Ryan Cooper suggests “pressuring Biden out of the race, and replacing him with someone else”

In a new Op-Ed for The Week, Ryan Cooper suggests “pressuring Biden out of the race, and replacing him with someone else” could be a possible resolution for Democrats amid sexual assault allegations.

While the move would be unprecedented Cooper writes “There would surely be some controversy, but most Democratic voters would wind up happier in the end.”

Cooper writes:

But getting mad is not going to get Democrats out of their Biden fix. Only one thing can do that — pressuring Biden out of the race, and replacing him with someone else.

As I have previously written, Reade’s story about Biden is credible. It would never meet the courtroom standard of “beyond a reasonable doubt,” but given that Reade is now known to have privately told at least five people what happened at the time or in the years following, it can’t be dismissed out of hand. Biden has a track record of behaving creepily around women, and has a long history of ridiculous exaggeration and telling bald-faced lies. At bottom, it is quite similar to many other #MeToo stories.

The plain fact is that this accusation is going to dog Biden for the rest of the campaign. Trump has already started talking about it. The right-wing media will cover the story for purely political reasons. Fox News does not care about #MeToo, but the story damages Biden, demoralizes Democrats, and makes liberals look like egregious hypocrites. The sight of nearly every Democratic-aligned women’s rights group queasily keeping silent about the story is simply delicious for the likes of Sean Hannity (though a few have started speaking out).

It’s also hard to see how Biden could conclusively “address” the story, as some liberals have advocated. At bottom it is a case of he-said-she-said, and Biden does not have a record of scrupulous honesty.
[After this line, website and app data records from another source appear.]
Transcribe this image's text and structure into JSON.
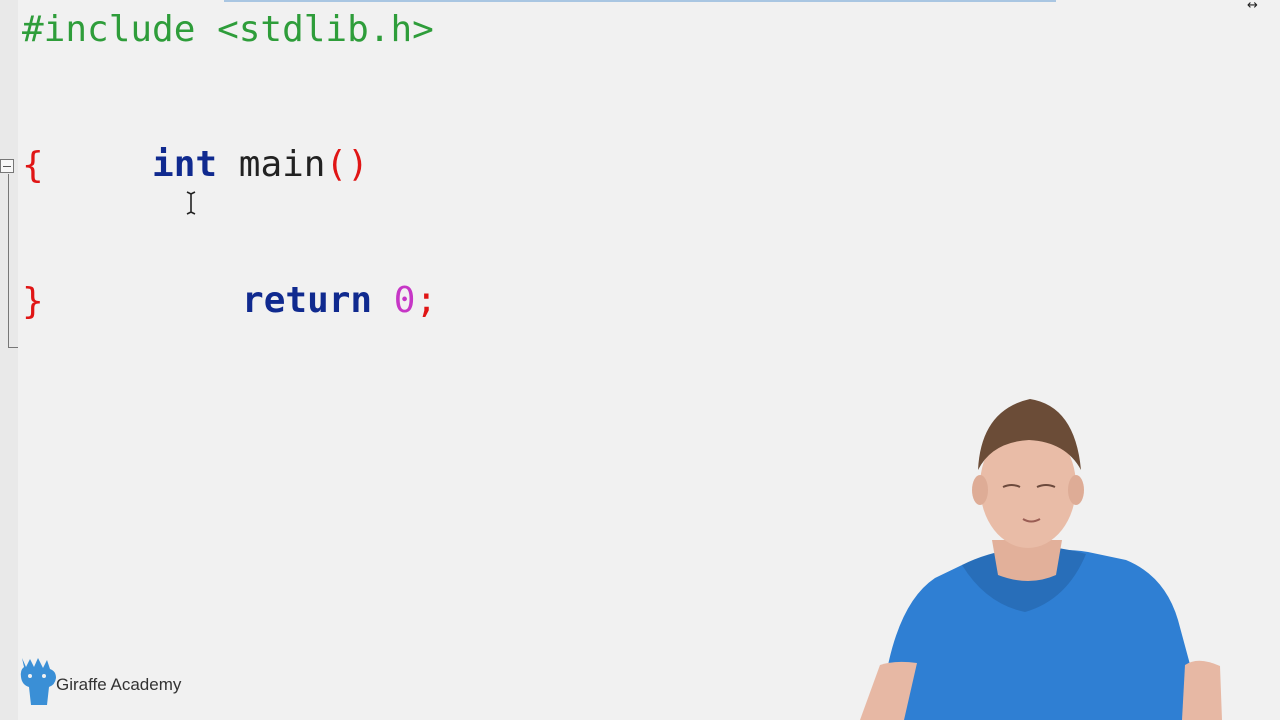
{
  "editor": {
    "lines": {
      "line1": "#include <stdlib.h>",
      "line3": {
        "keyword": "int",
        "name": "main",
        "parens": "()"
      },
      "line4": "{",
      "line6": {
        "keyword": "return",
        "value": "0",
        "semicolon": ";"
      },
      "line7": "}"
    }
  },
  "window": {
    "resize_glyph": "↔"
  },
  "brand": {
    "name": "Giraffe Academy",
    "icon": "giraffe-icon",
    "color": "#3a8fd6"
  },
  "colors": {
    "background": "#f1f1f1",
    "preprocessor": "#2e9d3a",
    "keyword": "#102a8f",
    "punctuation": "#e01515",
    "number": "#c636c6",
    "shirt": "#2f7fd3"
  }
}
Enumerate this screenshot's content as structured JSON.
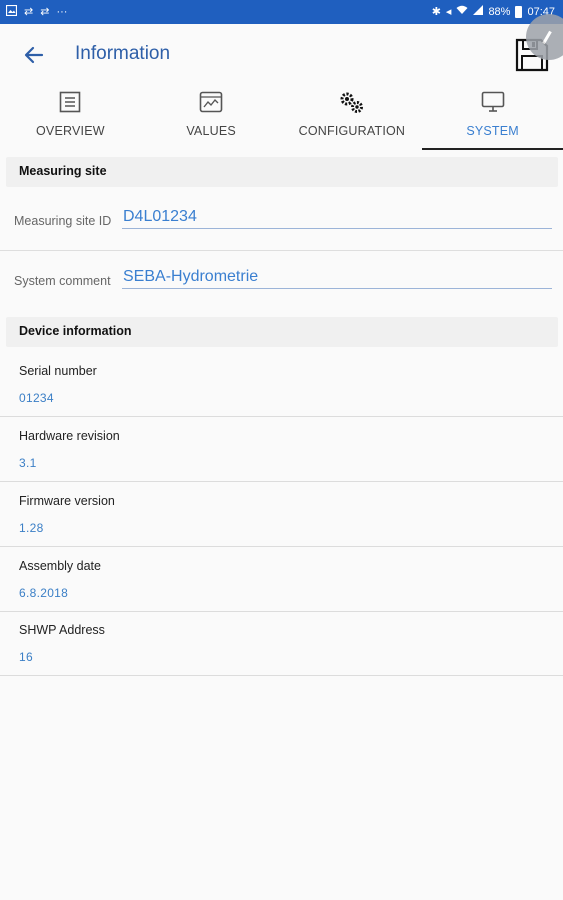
{
  "status_bar": {
    "left_icons": [
      "gallery-icon",
      "sync-icon",
      "sync-icon",
      "more-icon"
    ],
    "battery_percent": "88%",
    "time": "07:47"
  },
  "app_bar": {
    "title": "Information"
  },
  "tabs": [
    {
      "label": "OVERVIEW",
      "icon": "list-icon",
      "active": false
    },
    {
      "label": "VALUES",
      "icon": "chart-window-icon",
      "active": false
    },
    {
      "label": "CONFIGURATION",
      "icon": "gears-icon",
      "active": false
    },
    {
      "label": "SYSTEM",
      "icon": "monitor-icon",
      "active": true
    }
  ],
  "measuring_site": {
    "header": "Measuring site",
    "site_id_label": "Measuring site ID",
    "site_id_value": "D4L01234",
    "comment_label": "System comment",
    "comment_value": "SEBA-Hydrometrie"
  },
  "device_information": {
    "header": "Device information",
    "items": [
      {
        "label": "Serial number",
        "value": "01234"
      },
      {
        "label": "Hardware revision",
        "value": "3.1"
      },
      {
        "label": "Firmware version",
        "value": "1.28"
      },
      {
        "label": "Assembly date",
        "value": "6.8.2018"
      },
      {
        "label": "SHWP Address",
        "value": "16"
      }
    ]
  },
  "colors": {
    "status_bar": "#1f5fbf",
    "accent": "#3a7fd0",
    "title": "#2e5fa8"
  }
}
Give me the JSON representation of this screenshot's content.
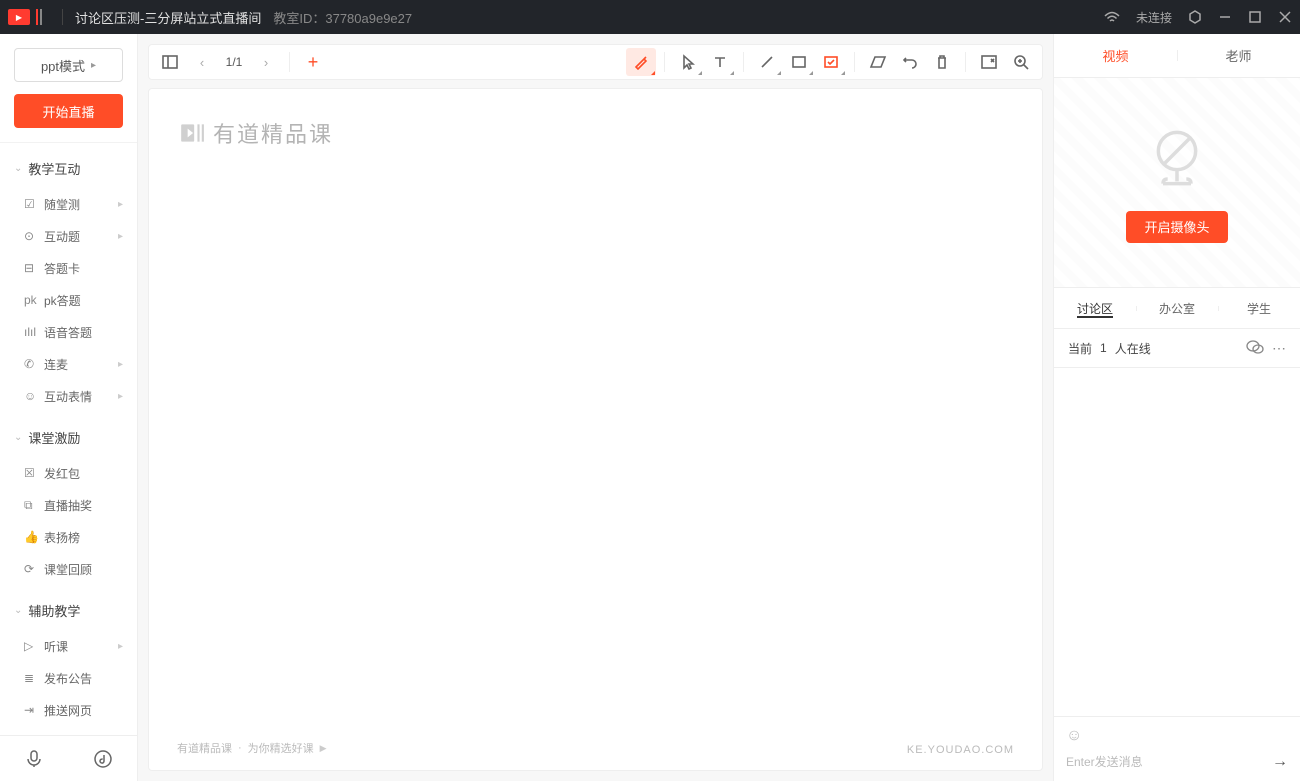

Many mainstream and lefty journalists will continue to cover it. The Reade accusation is unquestionably news, and outside of the right-wing press, there is still a broad ethic of covering stories even if they are politically inconvenient. It is not always honored, but it’s still there. As The Intercept‘s Ryan Grim writes, “I decided early in my career that I would never suppress a story if the only reason I were doing so was concern about its political implications. If you do that, you’re no longer a journalist.”